With consumers demanding more and more from their mobile devices, scientists in Israel and Singapore are developing super fast-charging batteries to power them. Amy Pollock has more.
Worrying about staying in touch when your mobile phone battery runs low could soon be a thing of the past. An Israeli company is developing a way to charge a phone in seconds. Tel Aviv-based StoreDot uses nano technology to synthesise artificial molecules. StoreDot founder Doron Myersdorf says this allows them to develop the best material for a fast-charging battery. (SOUNDBITE) (English) FOUNDER AND CHIEF EXECUTIVE OFFICER OF STOREDOT, DORON MYERSDORF, SAYING: "We design new molecules, new materials that would enable the new chemistry and the improved physics that is required for fast charging." StoreDot's technology is based on 'nanodots' which means the battery can absorb the charge rapidly - and most importantly, retain that charge. The Israeli firm says its nanodot is the first bio-organic nano crystal to be discovered. (SOUNDBITE) (English) FOUNDER AND CHIEF EXECUTIVE OFFICER OF STOREDOT, DORON MYERSDORF, SAYING: "We are using these bio organic materials in order to enrich the movement of ions inside the battery, from the electrode to the electrolyte in a faster way. With this technology we can charge a battery in 30 seconds." StoreDot's prototype battery is too big for current mobile phones and can only deliver half a day's charge at the moment. But the aim is to have a slim battery that can charge a smartphone for an entire day in just 30 seconds by 2016. It would cost up to 150 dollars more than current models and would last for around three years. Doron Myersdorf says the unique bio-organic approach will allow the technology to be applied more widely. And there's competition from Singapore's Nanyang Technological University where a team is working on a battery that can recharge up to 70 percent of power within two minutes. It's made with a gel containing tiny tubes of titanium dioxide a thousand times thinner than the diameter of a human hair, mixed with sodium hydroxide. Both teams have private investor funding, with a major Asian mobile phone maker backing StoreDot's bio-organic technology.
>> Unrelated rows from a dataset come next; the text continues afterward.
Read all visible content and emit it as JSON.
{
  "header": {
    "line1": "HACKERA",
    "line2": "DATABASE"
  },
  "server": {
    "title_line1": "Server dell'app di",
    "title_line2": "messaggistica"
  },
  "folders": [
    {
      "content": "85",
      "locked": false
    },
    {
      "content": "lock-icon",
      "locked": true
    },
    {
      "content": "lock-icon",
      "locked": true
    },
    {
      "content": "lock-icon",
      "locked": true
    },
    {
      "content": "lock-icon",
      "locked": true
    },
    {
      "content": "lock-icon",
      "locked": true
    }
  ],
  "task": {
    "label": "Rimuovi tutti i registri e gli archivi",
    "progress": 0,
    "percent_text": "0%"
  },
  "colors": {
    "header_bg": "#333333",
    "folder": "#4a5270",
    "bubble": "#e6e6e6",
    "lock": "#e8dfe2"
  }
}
And with billions of smartphone users around the world keen to make sure they're never out of charge, the industry could be gearing up for a major change.